As awesome as this series was, however, I was a bit shocked to see numerous scenes of Mr. Wood and some of his assistants actually handling these original books, documents, and other artifacts with their bare hands. There were maybe 5 scenes in which they actually wore gloves before touching these pages which are over 400 years old. I was also rather offended at how he even speculated on whether or not Shakespeare really loved his wife Anne (though at least in the end he admitted that it was very possible he always loved her). There was even some joking, when he was looking at the church record of their marriage, about how this 18 year old boy was being "forced" to marry this "long in the tooth" woman who was 8 years his senior. While it's true that Anne Hathaway was pregnant when they married, there's no evidence other than conjecture that this was a shotgun marriage. Is it really that unthinkable that an 18 year old boy could fall madly in love with a woman that much older, and truly want to marry her independent of the fact that he got her pregnant? I seriously doubt that there would be this question of whether he actually loved his wife if he had been the 26 year old and she had been the 18 year old. I say more power to him for picking an older woman to be his wife and going against the hypocritical convention in which it's normal and socially acceptable for the husband to be older, but suspect or strange when it's the wife who is older. We also hear the beautiful early sonnet he wrote to her, with the concluding line declaring "And saved my life," which sounds like "Anne saved my life" when read aloud.

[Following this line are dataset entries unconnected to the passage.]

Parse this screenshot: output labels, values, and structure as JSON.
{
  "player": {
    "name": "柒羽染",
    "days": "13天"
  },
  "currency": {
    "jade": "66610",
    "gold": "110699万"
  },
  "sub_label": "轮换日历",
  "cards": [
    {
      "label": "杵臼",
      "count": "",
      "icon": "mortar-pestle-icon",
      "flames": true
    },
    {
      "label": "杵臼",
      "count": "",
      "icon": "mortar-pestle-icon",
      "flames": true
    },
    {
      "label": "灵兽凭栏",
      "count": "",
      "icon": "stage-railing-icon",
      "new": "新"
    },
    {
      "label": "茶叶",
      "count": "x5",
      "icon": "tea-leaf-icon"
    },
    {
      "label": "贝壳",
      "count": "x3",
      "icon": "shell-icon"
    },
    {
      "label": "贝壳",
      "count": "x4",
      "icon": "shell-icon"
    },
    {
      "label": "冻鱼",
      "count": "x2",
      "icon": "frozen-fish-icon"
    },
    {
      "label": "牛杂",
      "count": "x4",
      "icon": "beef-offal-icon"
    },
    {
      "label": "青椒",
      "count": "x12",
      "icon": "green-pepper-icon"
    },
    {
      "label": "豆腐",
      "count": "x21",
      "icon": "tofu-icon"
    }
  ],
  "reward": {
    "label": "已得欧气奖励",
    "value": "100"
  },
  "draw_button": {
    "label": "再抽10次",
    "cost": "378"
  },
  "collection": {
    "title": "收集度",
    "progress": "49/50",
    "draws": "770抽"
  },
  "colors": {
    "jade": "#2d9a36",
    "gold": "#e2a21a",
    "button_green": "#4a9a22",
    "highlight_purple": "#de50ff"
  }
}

All in all, it's a great introduction to the Bard, for both devotees and people who aren't that familiar with his life, times, or works yet. It's guaranteed to amaze those who never thought of him as so interesting, modern, lively, and accessible."